Clint Eastwood’s musical gets off to a vivacious and energetic start, mixing warmth and wit with surprising aplomb, but goes off the deep-end somewhere around the halfway mark. The film’s characters weave in and out of the action satisfactorily, Eastwood using a potentially hackneyed but oddly effective “fourth wall” smashing address to keep audiences engaged. It’s as if he read Walter Benjamin’s “Art in the Age of Mechanical Reproduction”, moving to maintain some of the theatre’s “aura” through a means of faux-immediacy and soul, allowing his characters to bust the screen and intrude on a space they shouldn’t be aware of. Maybe I’m overthinking it, but the concept works, especially when combined with the enigmatic likes of Vincent Piazza’s roguish Tommy, the most memorable of the film’s assortment of young dreamers. The ease and grace of the opening doesn’t carry much further though, Eastwood’s stiff direction of the musical numbers and a selection of ham-fisted subplots slacking the pace and sobering the buzz.
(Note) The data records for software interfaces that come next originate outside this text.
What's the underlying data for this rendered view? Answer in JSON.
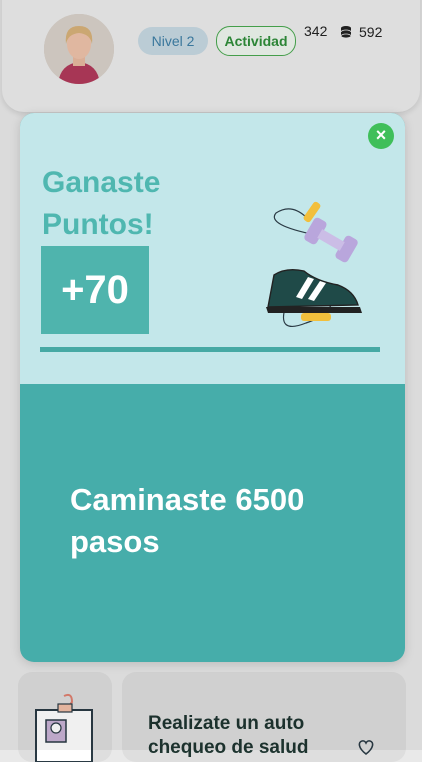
{
  "header": {
    "level_label": "Nivel 2",
    "activity_label": "Actividad",
    "stat_1": "342",
    "stat_2": "592"
  },
  "background_cards": {
    "checkup_title": "Realizate un auto chequeo de salud"
  },
  "modal": {
    "close_label": "×",
    "title": "Ganaste Puntos!",
    "points": "+70",
    "progress_fraction": 1.0,
    "message": "Caminaste 6500 pasos"
  },
  "colors": {
    "modal_top_bg": "#c3e7ea",
    "modal_bottom_bg": "#46adaa",
    "accent_teal": "#4fb4ad",
    "close_green": "#3fbf5a"
  },
  "icons": [
    "coins-icon",
    "close-icon",
    "heart-icon",
    "sneaker-dumbbell-illustration",
    "id-card-illustration"
  ]
}
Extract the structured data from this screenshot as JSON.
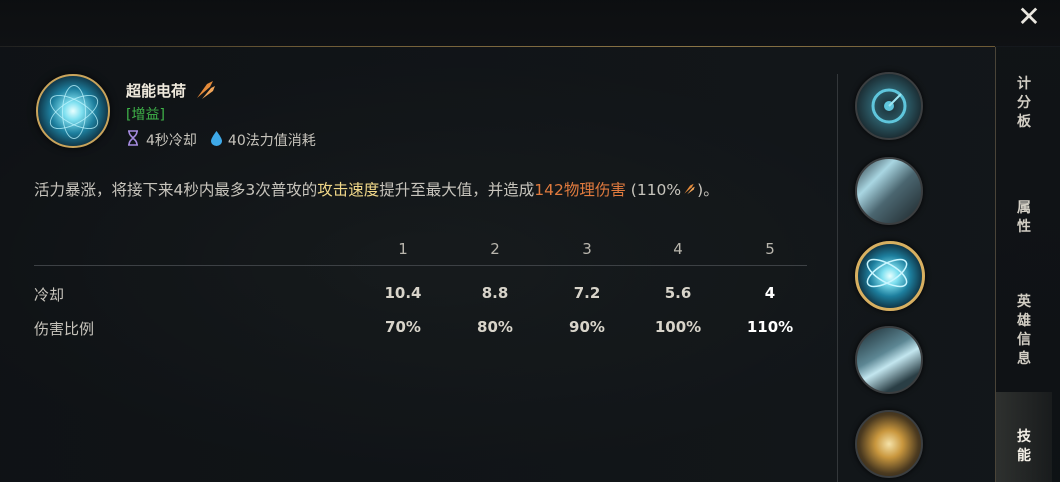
{
  "close_label": "✕",
  "skill": {
    "name": "超能电荷",
    "tag": "[增益]",
    "cooldown": "4秒冷却",
    "cost": "40法力值消耗",
    "desc_pre": "活力暴涨，将接下来4秒内最多3次普攻的",
    "desc_hl1": "攻击速度",
    "desc_mid": "提升至最大值，并造成",
    "desc_hl2": "142物理伤害",
    "desc_ratio_open": " (110%",
    "desc_end": ")。"
  },
  "table": {
    "levels": [
      "1",
      "2",
      "3",
      "4",
      "5"
    ],
    "rows": [
      {
        "label": "冷却",
        "values": [
          "10.4",
          "8.8",
          "7.2",
          "5.6",
          "4"
        ]
      },
      {
        "label": "伤害比例",
        "values": [
          "70%",
          "80%",
          "90%",
          "100%",
          "110%"
        ]
      }
    ]
  },
  "skill_icons": [
    "passive-icon",
    "spear-icon",
    "energy-orb-icon",
    "dash-icon",
    "ultimate-icon"
  ],
  "sidebar": {
    "tabs": [
      "计分板",
      "属性",
      "英雄信息",
      "技能"
    ],
    "active": "技能"
  },
  "colors": {
    "accent_gold": "#d8b061",
    "buff_green": "#3fb449",
    "highlight_yellow": "#f1d889",
    "damage_orange": "#e07a3e"
  }
}
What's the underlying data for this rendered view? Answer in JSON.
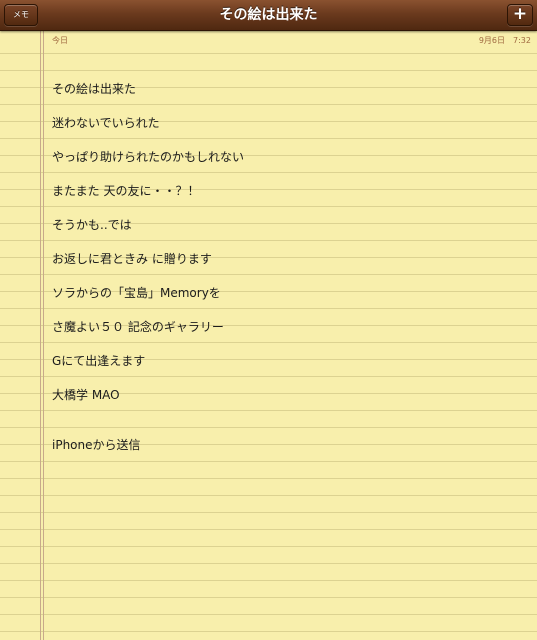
{
  "nav": {
    "back_label": "メモ",
    "title": "その絵は出来た",
    "add_label": "+"
  },
  "note": {
    "date_label": "今日",
    "date_time": "9月6日　7:32",
    "lines": [
      "その絵は出来た",
      "迷わないでいられた",
      "やっぱり助けられたのかもしれない",
      "またまた 天の友に・・？！",
      "そうかも..では",
      "お返しに君ときみ に贈ります",
      "ソラからの「宝島」Memoryを",
      "さ魔よい５０ 記念のギャラリー",
      "Gにて出逢えます",
      "大橋学 MAO"
    ],
    "signature": "iPhoneから送信"
  }
}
When the end credits roll, we get a sense of what might have been, Eastwood unleashing a fearsomely executed encore, replete with fantastic energy and pageantry. It’s a pity that the hour leading up to that point should dither so aimlessly, and fill itself so distractingly with diversions aborted before they conjure up sufficient nuance. A curiosity peppered with worthy highlights, but hardly a certifiable return to form for Clint.
Grade - C
Bad Words (Jason Bateman, Darko Entertainment, 2014)
“Arrested Development” and “Horrible Bosses” star Jason Bateman makes an impressively vulgar directorial debut with “Bad Words”, a comedy that attempts to pack a little dramatic weight beneath its crass exterior. The high concept premise has Bateman’s 40-year old wastrel crash a national spelling bee for reason’s unknown, Kathryn Hahn’s desperate journo and young competitor Rohan Chand (a genuine find, stepping up from his work in err…”Jack & Jill”) in tow. The chief selling point is the relentlessly R-rated tone juxtaposed against the youthful innocence of the competition, the script capitalising with a slew of spiky but smartly designed gags, spanning scatological, racial and sexual boundaries. It’s an easy formula, but “Bad Works” executes it with such commitment and rancour that I struggled to stop smiling. The final act works Bateman’s character in an ambitious yet not entirely successful manner, the denouement distractingly tidy and hollow in comparison to the convincing revulsion of the preceding beats. Still, it’s energetic and often very amusing. If further practice allows the director to attain an eye for deeper human detail, Bateman might yet have a great film in him.
Grade - B
The Fault in Our Stars (Josh Boone, 20th Century Fox, 2014)
Everything leading up to this YA fiction adaptation made me suspect I’d hate the finished article ; be it my limited exposure to the author, the predictable casting or the questionable marketing campaign (the tagline reads “One Sick Love Story”…cringe). However despite an unwavering artificiality and distracting narrative detour to Amsterdam (slowing the otherwise snappy pace to a halt), director Josh Boone and his talented young cast show an enviable aptitude for slam-dunking those “BIG” – none Anne Frank’s house related - emotional moments. After her bland work in “Divergent”, Shailene Woodley reminds us why she’s an interesting performer, honing a mature and appreciatively low-key turn as earnest cancer-addled teen Hazel Grace. There’s feeling in Woodley’s work here, bouncing believably and likably off Ansel Elgort, whose more flamboyant but equally charming bow as beau Gus all but abolishes the memory of his dismal contribution to the recent ill-fated “Carrie” rehash. It’s incredibly sensationalised (and even borderline manipulative in spots), but “The Fault in Our Stars” plays its hand so slickly that it becomes tough not to buy into its idealistic, melodramatic sweep. Unsurprisingly it’s on target to become the summer’s most profitable wide release. Drunk Willem Dafoe for the win.
Grade - B
Reviews by Daniel Kelly, 2013